SMEs are at the cutting edge in fields from fashion to IT and their fast paced innovation and creative thinking will be vital if we are to secure the return to growth and prosperity the UK needs. In the South East we have 745,000 (second only to London) small and medium enterprises; they are the driving force behind the region’s success.
But the Government’s flagship schemes are failing them. The economy is back in recession and bank lending to SMEs has fallen off a cliff. The Bank of England’s latest report stated lending has been falling since late 2009. The market is dysfunctional and this is the time when Government should step in, plug the gap and support small business.
But they are not doing it. The long standing Enterprise Finance Guarantee scheme has stalled with the value of loans offered dropping from £218m in July-September 2009 to £78m in October-December 2012.
George Osborne is now trumpeting a new project; the National Loan Guarantee Scheme. But before it’s even got off the ground serious questions are being asked about whether or not it will be able to deliver.

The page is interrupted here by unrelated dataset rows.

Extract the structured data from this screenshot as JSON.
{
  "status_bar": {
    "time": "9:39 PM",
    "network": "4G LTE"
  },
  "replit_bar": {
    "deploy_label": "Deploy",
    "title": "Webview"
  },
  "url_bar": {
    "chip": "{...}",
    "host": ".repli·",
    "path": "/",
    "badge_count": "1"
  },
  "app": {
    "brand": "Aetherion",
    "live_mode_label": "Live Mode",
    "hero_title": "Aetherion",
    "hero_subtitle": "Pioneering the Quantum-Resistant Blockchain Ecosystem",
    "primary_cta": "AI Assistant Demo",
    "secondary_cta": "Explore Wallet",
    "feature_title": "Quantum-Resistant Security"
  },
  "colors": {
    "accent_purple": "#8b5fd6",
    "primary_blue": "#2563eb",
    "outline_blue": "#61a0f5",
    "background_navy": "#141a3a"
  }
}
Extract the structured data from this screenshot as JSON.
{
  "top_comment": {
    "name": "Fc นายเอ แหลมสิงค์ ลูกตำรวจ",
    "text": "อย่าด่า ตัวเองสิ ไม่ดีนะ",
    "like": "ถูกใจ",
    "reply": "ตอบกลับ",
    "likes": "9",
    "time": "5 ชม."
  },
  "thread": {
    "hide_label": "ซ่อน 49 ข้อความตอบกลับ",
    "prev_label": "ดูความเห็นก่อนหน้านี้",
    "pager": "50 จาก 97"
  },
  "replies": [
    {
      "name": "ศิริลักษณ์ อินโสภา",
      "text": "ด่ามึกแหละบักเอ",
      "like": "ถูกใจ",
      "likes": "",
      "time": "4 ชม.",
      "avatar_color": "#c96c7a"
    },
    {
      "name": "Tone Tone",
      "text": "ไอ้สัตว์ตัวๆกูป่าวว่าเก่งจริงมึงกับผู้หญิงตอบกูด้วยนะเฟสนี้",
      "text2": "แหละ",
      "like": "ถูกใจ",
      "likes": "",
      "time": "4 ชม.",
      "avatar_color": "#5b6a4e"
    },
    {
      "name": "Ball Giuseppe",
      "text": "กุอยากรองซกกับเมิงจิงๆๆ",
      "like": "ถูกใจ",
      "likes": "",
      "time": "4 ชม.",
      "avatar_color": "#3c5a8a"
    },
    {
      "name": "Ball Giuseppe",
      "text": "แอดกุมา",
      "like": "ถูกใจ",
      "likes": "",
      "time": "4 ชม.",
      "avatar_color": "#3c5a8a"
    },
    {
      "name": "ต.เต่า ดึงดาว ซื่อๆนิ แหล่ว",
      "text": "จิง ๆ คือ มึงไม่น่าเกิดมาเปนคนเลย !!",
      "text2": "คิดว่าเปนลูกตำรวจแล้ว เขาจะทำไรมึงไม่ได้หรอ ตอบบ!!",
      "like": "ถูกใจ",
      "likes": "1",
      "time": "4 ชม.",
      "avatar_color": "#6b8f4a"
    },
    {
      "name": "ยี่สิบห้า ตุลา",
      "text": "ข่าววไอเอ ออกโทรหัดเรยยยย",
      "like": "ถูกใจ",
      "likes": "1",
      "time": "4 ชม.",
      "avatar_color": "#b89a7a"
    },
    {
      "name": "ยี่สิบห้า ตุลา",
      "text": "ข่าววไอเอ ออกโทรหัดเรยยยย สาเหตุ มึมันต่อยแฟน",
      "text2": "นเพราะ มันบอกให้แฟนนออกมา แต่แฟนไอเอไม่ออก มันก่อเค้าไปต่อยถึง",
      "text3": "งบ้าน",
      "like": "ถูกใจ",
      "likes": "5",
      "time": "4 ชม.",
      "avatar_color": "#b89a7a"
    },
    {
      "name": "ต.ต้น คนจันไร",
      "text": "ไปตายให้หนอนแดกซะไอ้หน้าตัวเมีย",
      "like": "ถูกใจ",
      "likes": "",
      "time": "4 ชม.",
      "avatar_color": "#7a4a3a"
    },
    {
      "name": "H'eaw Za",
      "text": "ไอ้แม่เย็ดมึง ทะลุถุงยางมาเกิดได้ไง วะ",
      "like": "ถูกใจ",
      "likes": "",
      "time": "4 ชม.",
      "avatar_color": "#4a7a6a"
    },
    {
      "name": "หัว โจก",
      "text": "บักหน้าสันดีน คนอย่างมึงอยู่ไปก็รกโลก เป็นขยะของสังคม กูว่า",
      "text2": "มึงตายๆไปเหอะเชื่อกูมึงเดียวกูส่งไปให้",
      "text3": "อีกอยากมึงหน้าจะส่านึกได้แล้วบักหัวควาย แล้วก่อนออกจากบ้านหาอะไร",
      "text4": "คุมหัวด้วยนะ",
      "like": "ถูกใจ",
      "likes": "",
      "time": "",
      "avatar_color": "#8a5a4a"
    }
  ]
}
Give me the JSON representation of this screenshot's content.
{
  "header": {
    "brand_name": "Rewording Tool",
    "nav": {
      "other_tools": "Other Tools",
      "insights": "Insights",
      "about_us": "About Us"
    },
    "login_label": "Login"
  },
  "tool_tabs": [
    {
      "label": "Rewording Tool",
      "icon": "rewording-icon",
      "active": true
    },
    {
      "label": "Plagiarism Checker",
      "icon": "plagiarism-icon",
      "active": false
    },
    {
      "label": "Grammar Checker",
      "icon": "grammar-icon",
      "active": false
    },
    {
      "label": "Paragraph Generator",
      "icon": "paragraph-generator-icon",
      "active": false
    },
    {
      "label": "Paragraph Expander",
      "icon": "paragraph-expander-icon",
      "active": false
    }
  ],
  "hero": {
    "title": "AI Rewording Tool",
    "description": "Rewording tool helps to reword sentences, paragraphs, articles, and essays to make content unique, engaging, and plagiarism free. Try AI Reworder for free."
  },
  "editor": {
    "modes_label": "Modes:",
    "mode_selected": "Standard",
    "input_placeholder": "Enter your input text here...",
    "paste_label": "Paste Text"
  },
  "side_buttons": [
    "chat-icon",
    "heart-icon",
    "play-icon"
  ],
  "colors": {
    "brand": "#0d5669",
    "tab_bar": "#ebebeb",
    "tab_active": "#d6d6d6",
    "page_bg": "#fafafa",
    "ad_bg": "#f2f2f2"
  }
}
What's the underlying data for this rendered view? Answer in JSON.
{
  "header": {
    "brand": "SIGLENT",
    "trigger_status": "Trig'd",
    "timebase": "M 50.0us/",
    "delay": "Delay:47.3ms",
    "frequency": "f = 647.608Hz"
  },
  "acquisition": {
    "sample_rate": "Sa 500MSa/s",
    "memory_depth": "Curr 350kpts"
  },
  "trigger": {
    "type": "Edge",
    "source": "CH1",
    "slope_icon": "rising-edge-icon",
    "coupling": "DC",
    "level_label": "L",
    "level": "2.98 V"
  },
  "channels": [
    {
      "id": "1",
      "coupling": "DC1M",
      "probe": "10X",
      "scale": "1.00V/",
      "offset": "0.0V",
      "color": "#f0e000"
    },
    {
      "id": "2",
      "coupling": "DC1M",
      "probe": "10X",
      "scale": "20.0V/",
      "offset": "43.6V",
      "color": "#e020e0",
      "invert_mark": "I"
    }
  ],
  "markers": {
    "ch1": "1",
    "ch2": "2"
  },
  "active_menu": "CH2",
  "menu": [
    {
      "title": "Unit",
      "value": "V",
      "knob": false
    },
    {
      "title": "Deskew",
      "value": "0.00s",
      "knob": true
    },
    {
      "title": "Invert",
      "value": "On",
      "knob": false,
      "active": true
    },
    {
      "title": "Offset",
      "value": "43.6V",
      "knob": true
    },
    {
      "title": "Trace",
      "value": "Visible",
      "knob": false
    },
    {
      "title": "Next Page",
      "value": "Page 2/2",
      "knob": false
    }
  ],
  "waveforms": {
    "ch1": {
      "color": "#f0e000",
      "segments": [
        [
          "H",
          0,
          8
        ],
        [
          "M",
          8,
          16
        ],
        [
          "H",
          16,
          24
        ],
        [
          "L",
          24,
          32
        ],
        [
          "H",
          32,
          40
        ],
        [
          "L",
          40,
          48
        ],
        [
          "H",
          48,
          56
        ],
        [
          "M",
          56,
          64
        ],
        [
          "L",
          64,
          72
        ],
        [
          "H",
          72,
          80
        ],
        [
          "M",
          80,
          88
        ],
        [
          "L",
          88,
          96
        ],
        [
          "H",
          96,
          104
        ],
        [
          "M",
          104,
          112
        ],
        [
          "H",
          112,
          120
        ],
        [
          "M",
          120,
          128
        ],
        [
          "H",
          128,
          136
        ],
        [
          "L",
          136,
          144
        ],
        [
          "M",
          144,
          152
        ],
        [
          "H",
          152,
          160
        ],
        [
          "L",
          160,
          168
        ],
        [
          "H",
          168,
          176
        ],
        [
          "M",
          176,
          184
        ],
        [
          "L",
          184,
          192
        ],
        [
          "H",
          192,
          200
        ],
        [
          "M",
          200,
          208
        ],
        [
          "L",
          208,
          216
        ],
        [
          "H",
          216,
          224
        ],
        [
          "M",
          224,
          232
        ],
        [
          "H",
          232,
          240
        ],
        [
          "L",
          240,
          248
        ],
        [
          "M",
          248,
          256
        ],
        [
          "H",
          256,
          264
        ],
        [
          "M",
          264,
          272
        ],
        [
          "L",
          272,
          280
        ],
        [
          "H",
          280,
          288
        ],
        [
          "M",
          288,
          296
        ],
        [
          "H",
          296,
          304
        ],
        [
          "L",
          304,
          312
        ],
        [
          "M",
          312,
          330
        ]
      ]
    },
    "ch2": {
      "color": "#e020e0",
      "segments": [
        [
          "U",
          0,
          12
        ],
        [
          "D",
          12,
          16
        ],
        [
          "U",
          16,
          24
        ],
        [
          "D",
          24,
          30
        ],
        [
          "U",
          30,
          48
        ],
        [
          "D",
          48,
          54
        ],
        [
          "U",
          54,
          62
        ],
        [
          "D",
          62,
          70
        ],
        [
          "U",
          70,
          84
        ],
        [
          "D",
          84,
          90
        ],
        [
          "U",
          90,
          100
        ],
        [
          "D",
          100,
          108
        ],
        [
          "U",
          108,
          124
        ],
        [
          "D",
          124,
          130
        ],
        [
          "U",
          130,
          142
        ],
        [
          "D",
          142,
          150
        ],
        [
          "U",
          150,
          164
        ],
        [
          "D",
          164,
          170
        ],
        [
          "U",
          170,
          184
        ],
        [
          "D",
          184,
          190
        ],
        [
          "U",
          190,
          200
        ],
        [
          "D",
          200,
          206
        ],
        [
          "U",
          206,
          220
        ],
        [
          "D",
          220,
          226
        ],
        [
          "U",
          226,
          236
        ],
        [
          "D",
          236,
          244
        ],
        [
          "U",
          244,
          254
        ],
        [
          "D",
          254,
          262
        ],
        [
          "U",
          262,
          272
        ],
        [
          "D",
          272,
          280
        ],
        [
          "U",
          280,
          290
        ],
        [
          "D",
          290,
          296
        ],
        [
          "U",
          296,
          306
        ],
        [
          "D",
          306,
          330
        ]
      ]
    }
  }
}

Steve Hughes of the British Chambers of Commerce even went so far as to say that the scheme would have “little impact” and not be of “material benefit” with the primary outcome being cheaper loans for businesses that could already access finance.
A Treasury committee report said that the National Loan Guarantee Scheme “was not designed to solve the problem that many SMEs who may be reasonable credit risks are unable to access bank funding at all in the current unusual market conditions.”
In short it does little to address the fundamental problems that beset small business. The new support is to be welcomed but unless the Government smooths access and gets to grip with the dysfunctions of the market then its impact will be limited.
Existing finance schemes and new ones alike must be made more flexible and speedier. A huge strength of the SME sector is its variety and fleet footedness - that must be reflected in lending programmes.
If the UK recovers from its current economic slump it will be because small businesses in Sussex and beyond are leading the charge. From political support to accessible finance we must do everything we can to give them the best possible chance.